Insult vs slam – I’ve always made the distinction of an insult as judgmental dismissal of the individual, a disrespect directed towards the character of the individual. A slam is directed towards the behavior of the individual. Not quite a dismissal, but more of a slap on the wrist (or kick in the backside). This may be in error. I will be more careful in the future.

Concerning being disturbed by my subject topic, two responses: First, I am reminded of the story about Shigeo Shingo and his introduction of ‘mistake proofing’  (myth or fact – I don’t know). He originally called the program ‘idiot proofing.’ When Mr. Shingo first introduced his concept on the shop floor, the workers were upset. They thought Mr. Shingo was calling them idiots! That was not his intent. He went back and changed the name to ‘mistake proofing.’ Language is important, selection of words is important, tact is important. Be careful.

Second, I have participated in (actually perpetrated a few) large improvement efforts that were destroyed because the practitioners created a language that was not part of the general business language (the espoused intent is to communicate faster and easier). Then, the practitioners mission was to teach the rest of the organization what they were talking about. What the practitioners were actually doing was creating an ‘in-group’ and an ‘out-group’ environment. Complete with the social belonging desires, and ostracization (sp) issues that humans possess. They were the in group, or the ‘cool people’, everyone else was out. To be accepted into the ‘in’ group you had to learn the secret code of the new language. And usually perform some ritual ceremony (so how does any certification look under those lights). Also, is seems the outside group is usually the people with the money, power, and control.  So antagonizing them by converting them doesn’t gain you much. This is a extensive topic requiring a lot of explanation – some other time & some other place. Sufficient to say, language selection and the creation of ‘insider jargon’ is a major downfall of many group activities.

Theory of Constraints practitioners have a real big problem with creating a specialized language, Six Sigma people are also guilty but to a lesser extent. I was hoping LEAN would not fall into the same pit.

And finally, about Deming: I was trying to tie Dr. Deming’s teaching to the careful use of language. Connecting how improper use of language would contribute to what Dr. Deming calls the ‘destruction of the individual’ as described in his book. Again, the connection and transition part of my writing was poor.

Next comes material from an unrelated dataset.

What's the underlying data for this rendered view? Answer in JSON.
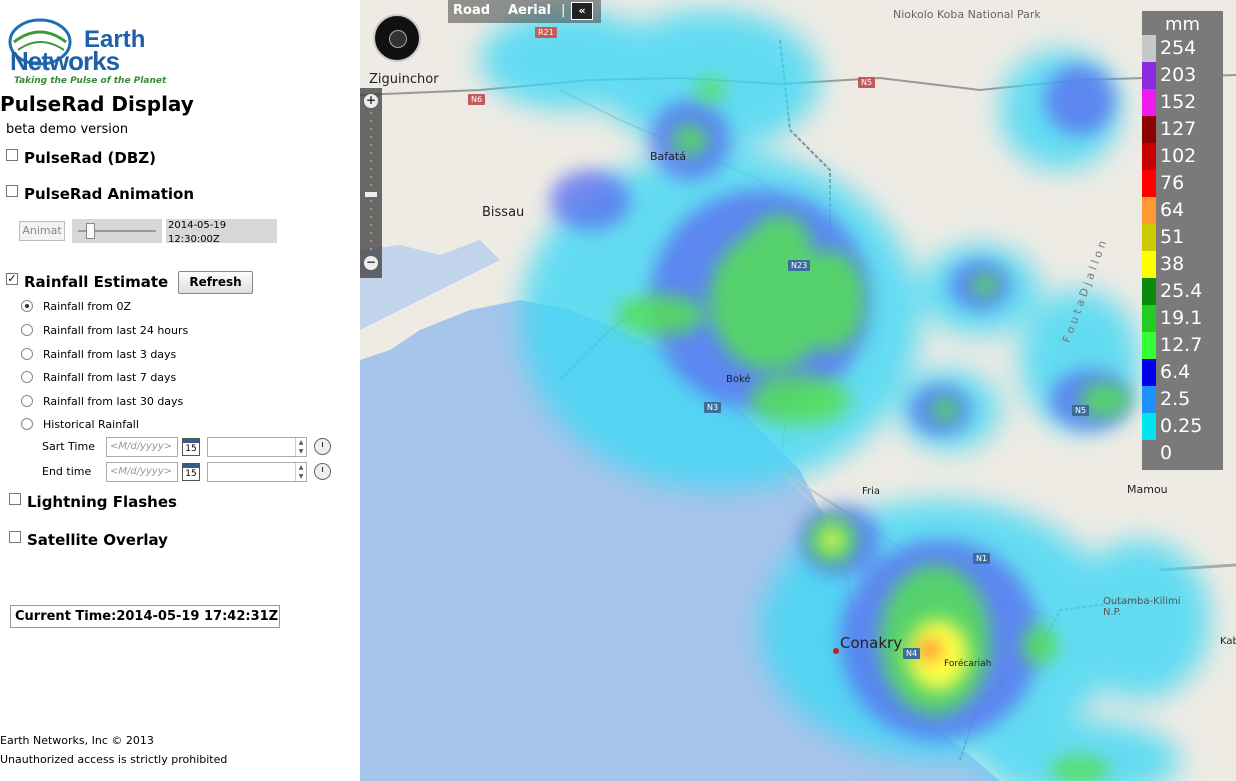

I know that Deming’s management style was not tyrannical or oppressive. While worked for the United States Department of Commerce, Dr. Deming had over 250 people reporting to him. He commented that his style of managing was very different than most other managers, because he LISTENED to his employees.

Bill, the troop’s quick response to a perceived slight, says a lot. If I offended you, please accept my apology.

 Dave Nave & Associates 2017   -   dave@davenave.com